The teen drama “13 Reasons Why,” which has drawn controversy as well as huge viewership among young people over its story about a high school student’s suicide, has been renewed for a second season.
“Their story isn’t over. Season 2 of #13ReasonsWhy is coming,” co-producer Selena Gomez announced on Instagram about the Netflix show.
Those who have watched the 13-part first season—about a set of tapes left behind by 17-year-old student Hannah Baker detailing whom she believes wronged her and led her to commit suicide—know that in the last episode, another student was on his way to the hospital, possibly the victim of a suicide attempt or some other violence, setting up a potential continuation of the story.

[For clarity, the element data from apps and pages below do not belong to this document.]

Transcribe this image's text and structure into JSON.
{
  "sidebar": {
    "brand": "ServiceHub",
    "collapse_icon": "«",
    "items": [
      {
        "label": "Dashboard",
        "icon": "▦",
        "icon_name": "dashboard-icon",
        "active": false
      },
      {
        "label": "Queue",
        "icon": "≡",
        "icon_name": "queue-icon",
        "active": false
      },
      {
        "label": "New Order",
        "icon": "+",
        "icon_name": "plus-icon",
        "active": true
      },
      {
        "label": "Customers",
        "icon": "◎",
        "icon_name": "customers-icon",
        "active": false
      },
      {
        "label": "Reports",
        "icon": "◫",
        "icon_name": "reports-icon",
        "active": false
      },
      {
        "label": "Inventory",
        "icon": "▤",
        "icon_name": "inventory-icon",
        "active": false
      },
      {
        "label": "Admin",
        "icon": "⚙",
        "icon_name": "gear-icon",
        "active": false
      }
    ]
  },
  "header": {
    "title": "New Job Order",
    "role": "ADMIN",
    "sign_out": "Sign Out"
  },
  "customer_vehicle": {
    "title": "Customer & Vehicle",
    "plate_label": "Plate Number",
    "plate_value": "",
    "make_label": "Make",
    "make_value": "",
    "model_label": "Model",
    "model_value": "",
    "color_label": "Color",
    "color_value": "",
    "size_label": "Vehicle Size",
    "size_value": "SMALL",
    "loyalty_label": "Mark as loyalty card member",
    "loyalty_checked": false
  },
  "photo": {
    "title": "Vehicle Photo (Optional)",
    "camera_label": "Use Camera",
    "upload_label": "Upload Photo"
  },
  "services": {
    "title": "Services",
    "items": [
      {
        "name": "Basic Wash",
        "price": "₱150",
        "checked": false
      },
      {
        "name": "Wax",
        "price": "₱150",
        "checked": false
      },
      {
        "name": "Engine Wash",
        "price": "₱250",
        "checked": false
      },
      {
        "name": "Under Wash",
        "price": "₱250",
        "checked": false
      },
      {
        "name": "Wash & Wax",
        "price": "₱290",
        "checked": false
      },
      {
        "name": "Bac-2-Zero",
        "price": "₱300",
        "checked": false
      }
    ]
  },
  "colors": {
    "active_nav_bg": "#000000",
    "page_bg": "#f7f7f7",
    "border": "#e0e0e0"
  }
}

The show has been hugely popular with teen audiences, but has sparked concerns among educators and many mental health experts, as I reported here last month.
Critics say the show fails to depict whether Hannah has a mental health disorder contributing to her suicide. They take issue with a school counselor’s handling of a meeting with Hannah at a time when she was clearly in crisis. And they say the detailed tapes left behind by Hannah idenfifying her tormentors represent a revenge fantasy that could spur copycats.
I could list more criticisms, but here is adolescent psychiatrist Harold Koplewicz on the “Today” show recently, saying “this show should be pulled off the air immediately” because “teenage suicide is contagious.” (A longer segment on mental health turns to “13 Reasons Why” about 3 minutes, 45 seconds into the piece.)
There have been plenty of other opinions about the show. Here are couple I found interesting, though they contain spoilers.
“Julie” on the website Hammervision gave her take on 13 reasons why she didn’t love the series, but she concludes she would be right there to watch the new season. Julie’s reason Number 5 is: “The tapes, part one: The fact that [Hannah] uses cassette tapes to record her voice is very romantic and all, but so anachronistic. Kids born after 2000 do not have wistful feelings about making mix tapes on cassette. Gen X writers do.”
And Variety chief TV critic Maureen Ryan has this view on the series from the perspective of a critic and mother of a high school student:
“Whatever you think of the show—and I respect that there are a wide range of responses to it—I think part of the reasons kids are watching ’13 Reasons Why’ is because, in a world where we’re practically drowning in content, there are not all that many realistic depictions of surviving assault, experiencing depression, and going through the kind of casual but devastating public shaming that can take place now that so much of kids’ lives are online,” Ryan wrote on May 1.
The producers, actors, and others behind “13 Reasons Why” have clung to the view that the show is doing a public service by opening up discussion about teenage suicide, as well as bullying, rape, and other issues. As I noted in my earlier post, their viewpoint is perhaps best expressed in the half-hour documentary that is available on Netflix after the 13th episode of the series.
However, amid the growing outcry from critics, Netflix did add an additional warning card before the first episode (to go with two existing ones before particularly graphic episodes), and it strengthened the “messaging and resource language” in the warnings.
Last week, stars Katherine Langford (Hannah) and Dylan Minnette (Clay Jensen) appeared on Ellen Degeneres’ syndicated talk show.
“I know there’s a lot of controversy because people say there’s a lot of heaviness in the show,” Degeneres tells the two. “But in high school right now, and even in younger [grades], kids experience a lot of bullying and other things. So you’re doing a service to parents to help them understand what their kids are going through, don’t you think?”
Minette says, “The main goal overall is to start conversations that need to be had, the bring these issues to light, and to show them in a real way. If people are talking about it, we’ve reached our goal.”
The second season of “13 Reasons Why” will again contain 13 episodes, and is expected to air on Netflix in 2018.
A version of this news article first appeared in the Education and the Media blog.